I found myself waiting for the 2 train at Chambers Street last night. My Yankees cap was pulled low and I was reading a newspaper filled with everything about CC Sabathia and A.J. Burnett.
The pictures of them smiling in their new uniforms made me think about baseball in the summertime. I saw fastballs and sliders and curveballs and changeups coming from the left and the right.
A train came, but I ignored it and kept reading. Then another train came and another and another. I let them all pass and dug deeper into the newspaper.
“Why don’t you go home and read where it’s warm?” I finally asked myself.
“Because I’ve got no place go,” said the voice next to me.
Robbie Sanchez used to have a job like mine and an apartment like mine and a life like mine. He had a dozen Derek Jeter T-shirts and shared a season-ticket package with some friends.

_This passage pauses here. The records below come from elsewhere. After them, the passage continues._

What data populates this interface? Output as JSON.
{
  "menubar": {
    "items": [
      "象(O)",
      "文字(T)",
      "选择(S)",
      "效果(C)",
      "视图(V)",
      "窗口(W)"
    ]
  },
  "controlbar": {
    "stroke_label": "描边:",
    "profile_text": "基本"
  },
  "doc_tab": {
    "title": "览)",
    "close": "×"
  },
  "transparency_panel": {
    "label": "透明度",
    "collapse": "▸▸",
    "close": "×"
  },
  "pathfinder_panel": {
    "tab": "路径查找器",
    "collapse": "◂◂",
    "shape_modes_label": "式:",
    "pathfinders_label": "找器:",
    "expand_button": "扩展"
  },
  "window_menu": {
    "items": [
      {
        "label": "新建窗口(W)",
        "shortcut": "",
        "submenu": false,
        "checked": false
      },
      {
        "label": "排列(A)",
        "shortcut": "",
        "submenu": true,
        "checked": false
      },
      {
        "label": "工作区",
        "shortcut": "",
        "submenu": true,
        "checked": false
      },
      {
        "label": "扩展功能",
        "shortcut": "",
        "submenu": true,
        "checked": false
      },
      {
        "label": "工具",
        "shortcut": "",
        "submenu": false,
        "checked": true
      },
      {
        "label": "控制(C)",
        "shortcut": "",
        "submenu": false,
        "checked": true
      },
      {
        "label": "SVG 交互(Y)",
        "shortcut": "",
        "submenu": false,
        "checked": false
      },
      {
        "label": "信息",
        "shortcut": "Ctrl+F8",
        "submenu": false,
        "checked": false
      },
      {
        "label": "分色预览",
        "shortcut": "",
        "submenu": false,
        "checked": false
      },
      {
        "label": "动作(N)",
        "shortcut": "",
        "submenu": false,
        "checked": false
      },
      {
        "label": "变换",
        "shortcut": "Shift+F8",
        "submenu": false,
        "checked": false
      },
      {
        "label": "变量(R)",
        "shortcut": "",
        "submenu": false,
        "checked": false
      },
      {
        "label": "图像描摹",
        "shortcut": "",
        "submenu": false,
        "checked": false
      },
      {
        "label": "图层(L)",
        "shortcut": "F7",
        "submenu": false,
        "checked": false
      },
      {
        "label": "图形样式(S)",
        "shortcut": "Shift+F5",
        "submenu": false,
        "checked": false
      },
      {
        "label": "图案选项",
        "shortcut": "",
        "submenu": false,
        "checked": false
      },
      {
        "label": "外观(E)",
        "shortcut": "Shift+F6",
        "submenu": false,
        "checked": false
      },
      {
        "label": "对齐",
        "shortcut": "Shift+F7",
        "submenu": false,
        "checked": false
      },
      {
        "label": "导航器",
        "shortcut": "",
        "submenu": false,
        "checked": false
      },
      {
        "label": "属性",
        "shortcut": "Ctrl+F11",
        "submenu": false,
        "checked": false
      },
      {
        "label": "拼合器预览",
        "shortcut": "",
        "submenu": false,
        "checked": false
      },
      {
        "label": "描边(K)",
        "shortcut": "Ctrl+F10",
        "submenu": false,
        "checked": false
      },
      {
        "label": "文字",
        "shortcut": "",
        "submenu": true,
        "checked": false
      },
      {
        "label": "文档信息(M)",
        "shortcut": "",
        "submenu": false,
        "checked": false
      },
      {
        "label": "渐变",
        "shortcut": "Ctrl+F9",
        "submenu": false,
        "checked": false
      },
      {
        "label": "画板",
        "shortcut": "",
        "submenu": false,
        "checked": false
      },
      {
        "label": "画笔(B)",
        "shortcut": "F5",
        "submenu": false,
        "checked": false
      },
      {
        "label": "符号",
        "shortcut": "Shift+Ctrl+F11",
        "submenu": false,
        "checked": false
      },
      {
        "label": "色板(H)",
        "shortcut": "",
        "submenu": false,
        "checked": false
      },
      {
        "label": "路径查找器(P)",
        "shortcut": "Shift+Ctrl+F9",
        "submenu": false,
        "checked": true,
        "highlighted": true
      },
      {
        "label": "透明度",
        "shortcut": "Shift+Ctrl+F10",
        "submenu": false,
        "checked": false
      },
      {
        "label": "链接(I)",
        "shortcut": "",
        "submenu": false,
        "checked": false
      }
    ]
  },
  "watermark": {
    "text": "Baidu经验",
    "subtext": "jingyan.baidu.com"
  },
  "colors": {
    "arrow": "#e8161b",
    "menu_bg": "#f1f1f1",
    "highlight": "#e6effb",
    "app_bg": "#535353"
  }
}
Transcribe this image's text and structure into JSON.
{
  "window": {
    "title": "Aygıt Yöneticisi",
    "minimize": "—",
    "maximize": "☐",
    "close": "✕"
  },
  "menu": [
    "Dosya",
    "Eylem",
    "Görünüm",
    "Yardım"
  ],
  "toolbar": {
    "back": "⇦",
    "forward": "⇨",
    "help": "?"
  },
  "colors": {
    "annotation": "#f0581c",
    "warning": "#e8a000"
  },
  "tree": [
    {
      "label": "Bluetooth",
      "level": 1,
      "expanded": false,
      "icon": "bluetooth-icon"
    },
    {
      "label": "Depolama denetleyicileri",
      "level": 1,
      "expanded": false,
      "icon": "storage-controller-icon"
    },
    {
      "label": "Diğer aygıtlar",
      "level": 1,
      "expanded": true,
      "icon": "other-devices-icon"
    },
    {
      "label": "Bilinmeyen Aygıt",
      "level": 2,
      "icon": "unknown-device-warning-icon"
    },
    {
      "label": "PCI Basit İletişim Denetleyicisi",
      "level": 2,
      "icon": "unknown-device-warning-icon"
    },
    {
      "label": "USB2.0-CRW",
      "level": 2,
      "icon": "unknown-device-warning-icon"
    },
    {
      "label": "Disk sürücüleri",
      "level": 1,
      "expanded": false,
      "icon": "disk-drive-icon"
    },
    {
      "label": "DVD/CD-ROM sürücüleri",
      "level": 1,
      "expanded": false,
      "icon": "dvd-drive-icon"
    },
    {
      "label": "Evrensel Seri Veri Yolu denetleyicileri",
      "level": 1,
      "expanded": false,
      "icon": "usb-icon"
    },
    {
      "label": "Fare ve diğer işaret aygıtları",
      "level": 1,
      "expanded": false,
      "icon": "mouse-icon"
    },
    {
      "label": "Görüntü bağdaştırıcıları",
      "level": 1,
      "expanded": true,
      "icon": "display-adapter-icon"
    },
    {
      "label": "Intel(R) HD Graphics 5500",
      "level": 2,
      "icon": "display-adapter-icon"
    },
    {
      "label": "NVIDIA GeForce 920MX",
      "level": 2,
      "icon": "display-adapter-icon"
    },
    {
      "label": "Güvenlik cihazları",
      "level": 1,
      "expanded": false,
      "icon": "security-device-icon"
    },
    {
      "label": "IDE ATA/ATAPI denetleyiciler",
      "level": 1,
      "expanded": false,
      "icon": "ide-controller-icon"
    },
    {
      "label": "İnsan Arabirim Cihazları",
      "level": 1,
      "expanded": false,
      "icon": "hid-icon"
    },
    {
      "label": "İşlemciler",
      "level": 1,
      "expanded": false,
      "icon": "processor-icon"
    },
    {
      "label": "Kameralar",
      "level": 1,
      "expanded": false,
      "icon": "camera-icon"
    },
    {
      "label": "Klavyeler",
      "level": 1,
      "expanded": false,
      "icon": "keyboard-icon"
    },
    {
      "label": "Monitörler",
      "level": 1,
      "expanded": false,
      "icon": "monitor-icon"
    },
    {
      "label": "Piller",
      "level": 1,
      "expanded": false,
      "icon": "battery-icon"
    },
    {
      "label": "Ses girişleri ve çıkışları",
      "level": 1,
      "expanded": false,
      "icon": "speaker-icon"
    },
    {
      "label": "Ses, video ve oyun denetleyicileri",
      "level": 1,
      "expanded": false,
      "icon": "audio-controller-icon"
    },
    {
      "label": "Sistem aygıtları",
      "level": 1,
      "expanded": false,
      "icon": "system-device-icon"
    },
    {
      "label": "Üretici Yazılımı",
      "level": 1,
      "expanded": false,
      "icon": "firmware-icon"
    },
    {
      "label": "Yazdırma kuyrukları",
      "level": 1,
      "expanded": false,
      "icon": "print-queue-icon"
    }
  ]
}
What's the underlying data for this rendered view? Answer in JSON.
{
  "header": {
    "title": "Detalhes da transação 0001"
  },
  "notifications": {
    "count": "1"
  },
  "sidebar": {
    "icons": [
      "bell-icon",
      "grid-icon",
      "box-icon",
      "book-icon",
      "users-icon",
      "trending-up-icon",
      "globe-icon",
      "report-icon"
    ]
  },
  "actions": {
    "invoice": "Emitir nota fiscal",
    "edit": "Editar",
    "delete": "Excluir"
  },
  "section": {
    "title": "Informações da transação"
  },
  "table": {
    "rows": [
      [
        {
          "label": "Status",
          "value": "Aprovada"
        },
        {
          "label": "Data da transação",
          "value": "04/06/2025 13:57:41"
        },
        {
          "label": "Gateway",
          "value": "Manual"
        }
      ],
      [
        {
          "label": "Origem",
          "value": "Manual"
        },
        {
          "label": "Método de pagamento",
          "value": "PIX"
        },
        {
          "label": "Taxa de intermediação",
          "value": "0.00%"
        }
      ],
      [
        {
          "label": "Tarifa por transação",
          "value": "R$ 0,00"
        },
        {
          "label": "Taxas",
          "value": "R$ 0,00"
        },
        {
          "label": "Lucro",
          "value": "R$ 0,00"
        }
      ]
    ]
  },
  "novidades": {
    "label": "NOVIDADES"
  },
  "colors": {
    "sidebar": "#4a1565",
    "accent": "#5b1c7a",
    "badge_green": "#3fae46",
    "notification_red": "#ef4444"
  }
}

Depression used to set in when the Yankees lost, but he always slept it off in a warm bed.
These days he stays warm by moving.
“I’ll hang around here until someone throws me out,” Sanchez said. “Then I’ll head to Penn Station because there’s a guy at one of the food stands who gives out coffee on cold nights.
“I’m just between lives right now,” he continued. “The key is to hold on until you make it to the other side.”
The Yankees strengthen his grip.
“Baseball lifts my spirits,” Sanchez said. “Things don’t seem as bad when you’ve got something to look forward to. The Yankees didn’t make the playoffs last year so they’re doing something about it. CC and A.J. will get the job done and I’ve got to do the same.”
“Let’s go to Penn Station and get some coffee,” I said.
“Sure,” Sanchez said. “Are you done with that newspaper?”